When you start to attend line dance classes, socials or events it will be of help to have an understanding of what industry accepted good line dance floor etiquette entails. This may appear to be common sense but even seasoned line dancers can forget! 😊
Dance floor etiquette shouldn't be considered as a bunch of rules to impede your fun, but rather as good manners and common-sense pointers about good dance floor behaviour to help ensure everyone dancing has fun, enjoys their dancing and stays safe.
Encourage and help beginners and newcomers - remember, everyone starts off as a beginner and a few kind words can really help to encourage them and may make you a new friend!
Always listen to the DJ or instructor. It is customary for them to designate the dance and to 'count you in'.
Start dances at the front of the floor, leaving room behind you for others to join.
Start off a new line, rather than join one that is already full and block the outside of the floor.
Join a dance that is already in progress on the end of a row with space.
Give your fellow dancers room to move. Don't hog floor space at their expense and don't accidently dance on top of them.
Always leave the outside edge of the dance floor clear for partner and couple dances.
Always give way to dancers around the edge of the floor.
Always keep the noise levels down when instruction or announcements are taking place.
Always clear the dance floor area after a dance ends and before the next dance begins if you're having a conversation with a friend. If you don't need the floor space for dancing, others do.
Apologise if you bump or collide with someone, even if it wasn't your fault.
Replace someone's drink if you accidentally spill or knock it over.
Thank your DJ, instructor and performers. They work hard for you!
Always... lift your head up, smile and have fun!
Never walk through moving dancers on the floor, walk around or wait until the dance has finished.
Never attempt to join (or leave) a dance in progress by walking through moving dancers to get the middle of the floor or “your spot”.
Walk across a floor with drinks or food, spillages can cause accidents.
Stand and talk on the floor, always leave the floor to chat.
Never, even if you know the dance being taught and the person next to you is struggling, talk over the instructor. It is confusing to the learner and irritating to those around you, not to mention the instructor.

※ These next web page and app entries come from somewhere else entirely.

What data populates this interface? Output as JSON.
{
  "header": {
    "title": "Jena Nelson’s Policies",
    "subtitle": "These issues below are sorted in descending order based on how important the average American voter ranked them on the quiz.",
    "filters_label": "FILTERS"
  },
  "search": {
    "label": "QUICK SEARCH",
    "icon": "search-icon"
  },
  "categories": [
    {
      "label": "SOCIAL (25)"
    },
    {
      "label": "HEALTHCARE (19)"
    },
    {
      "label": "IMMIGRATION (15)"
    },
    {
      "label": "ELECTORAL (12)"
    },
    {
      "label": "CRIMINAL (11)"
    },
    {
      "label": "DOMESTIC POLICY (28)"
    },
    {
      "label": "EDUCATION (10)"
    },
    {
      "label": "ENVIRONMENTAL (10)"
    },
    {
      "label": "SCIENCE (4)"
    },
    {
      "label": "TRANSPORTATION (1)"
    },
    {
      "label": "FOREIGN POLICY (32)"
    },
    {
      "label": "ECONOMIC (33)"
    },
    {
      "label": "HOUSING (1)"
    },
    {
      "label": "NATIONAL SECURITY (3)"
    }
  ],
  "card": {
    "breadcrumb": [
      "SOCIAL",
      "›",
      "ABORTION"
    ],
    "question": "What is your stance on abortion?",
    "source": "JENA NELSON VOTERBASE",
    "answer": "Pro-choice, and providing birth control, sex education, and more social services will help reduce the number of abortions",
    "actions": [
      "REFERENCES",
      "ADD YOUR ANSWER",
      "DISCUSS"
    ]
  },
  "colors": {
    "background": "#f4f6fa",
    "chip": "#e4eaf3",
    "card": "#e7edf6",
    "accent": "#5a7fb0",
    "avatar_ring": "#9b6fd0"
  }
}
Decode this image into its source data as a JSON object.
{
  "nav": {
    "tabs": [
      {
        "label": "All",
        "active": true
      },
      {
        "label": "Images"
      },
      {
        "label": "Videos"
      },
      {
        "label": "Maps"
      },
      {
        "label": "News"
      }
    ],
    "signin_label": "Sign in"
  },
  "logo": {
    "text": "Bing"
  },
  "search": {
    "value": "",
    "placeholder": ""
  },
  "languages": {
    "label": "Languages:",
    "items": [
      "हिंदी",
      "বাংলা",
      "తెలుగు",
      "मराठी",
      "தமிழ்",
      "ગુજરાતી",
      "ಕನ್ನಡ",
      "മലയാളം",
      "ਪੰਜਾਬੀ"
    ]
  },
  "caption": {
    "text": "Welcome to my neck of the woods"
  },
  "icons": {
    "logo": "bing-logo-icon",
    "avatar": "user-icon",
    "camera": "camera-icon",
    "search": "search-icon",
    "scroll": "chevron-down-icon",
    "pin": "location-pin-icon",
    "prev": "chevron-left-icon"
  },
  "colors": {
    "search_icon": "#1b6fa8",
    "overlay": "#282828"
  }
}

Start a different dance unless there's plenty of room at the back of the floor.
Don't turn your limbs into dangerous objects by doing variations like fast spins or high kicks.